What is required:
Scan the entries below for the word "title" and copy every line in which it occurs.

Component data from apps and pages
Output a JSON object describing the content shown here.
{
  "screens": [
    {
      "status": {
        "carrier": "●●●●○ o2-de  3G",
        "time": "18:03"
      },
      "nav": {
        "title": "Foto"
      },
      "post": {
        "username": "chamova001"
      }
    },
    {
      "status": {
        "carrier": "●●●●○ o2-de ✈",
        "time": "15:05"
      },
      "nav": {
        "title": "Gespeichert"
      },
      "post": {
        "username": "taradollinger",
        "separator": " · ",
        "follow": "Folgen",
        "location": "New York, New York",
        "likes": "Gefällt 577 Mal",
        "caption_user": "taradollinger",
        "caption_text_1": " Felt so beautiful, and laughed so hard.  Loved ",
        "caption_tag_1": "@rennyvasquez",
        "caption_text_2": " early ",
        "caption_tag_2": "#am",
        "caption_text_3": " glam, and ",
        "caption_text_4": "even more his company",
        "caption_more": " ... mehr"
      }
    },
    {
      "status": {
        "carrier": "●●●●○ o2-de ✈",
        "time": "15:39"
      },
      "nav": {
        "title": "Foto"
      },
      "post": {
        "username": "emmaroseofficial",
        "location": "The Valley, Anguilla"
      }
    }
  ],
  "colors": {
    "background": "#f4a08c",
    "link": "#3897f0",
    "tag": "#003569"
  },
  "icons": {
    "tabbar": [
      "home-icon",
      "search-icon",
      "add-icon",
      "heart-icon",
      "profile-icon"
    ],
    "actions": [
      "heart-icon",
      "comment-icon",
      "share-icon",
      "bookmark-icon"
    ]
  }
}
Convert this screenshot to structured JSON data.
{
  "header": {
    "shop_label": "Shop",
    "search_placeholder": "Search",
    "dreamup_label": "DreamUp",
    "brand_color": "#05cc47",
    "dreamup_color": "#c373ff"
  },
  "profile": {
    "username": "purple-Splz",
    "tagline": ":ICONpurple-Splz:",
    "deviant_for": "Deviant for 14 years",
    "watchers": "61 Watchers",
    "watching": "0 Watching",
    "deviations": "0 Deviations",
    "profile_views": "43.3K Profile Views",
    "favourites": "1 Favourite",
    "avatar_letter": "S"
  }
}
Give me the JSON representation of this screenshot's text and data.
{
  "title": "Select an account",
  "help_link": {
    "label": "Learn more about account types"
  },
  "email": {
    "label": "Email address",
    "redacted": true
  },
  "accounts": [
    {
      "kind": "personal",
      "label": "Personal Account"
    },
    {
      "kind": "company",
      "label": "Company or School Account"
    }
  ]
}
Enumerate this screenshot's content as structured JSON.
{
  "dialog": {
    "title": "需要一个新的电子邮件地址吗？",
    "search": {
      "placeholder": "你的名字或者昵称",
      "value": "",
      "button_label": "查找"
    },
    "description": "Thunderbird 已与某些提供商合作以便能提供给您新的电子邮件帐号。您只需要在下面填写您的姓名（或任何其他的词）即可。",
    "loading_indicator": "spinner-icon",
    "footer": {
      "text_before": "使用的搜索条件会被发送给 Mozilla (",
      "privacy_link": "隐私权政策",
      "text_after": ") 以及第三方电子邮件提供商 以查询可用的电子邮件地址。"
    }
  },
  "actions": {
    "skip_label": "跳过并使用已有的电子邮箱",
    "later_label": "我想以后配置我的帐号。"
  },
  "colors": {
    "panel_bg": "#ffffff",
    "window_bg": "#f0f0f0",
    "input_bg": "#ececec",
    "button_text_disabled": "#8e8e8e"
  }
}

The answer:
        "title": "Foto"
        "title": "Gespeichert"
        "title": "Foto"
  "title": "Select an account",
    "title": "需要一个新的电子邮件地址吗？",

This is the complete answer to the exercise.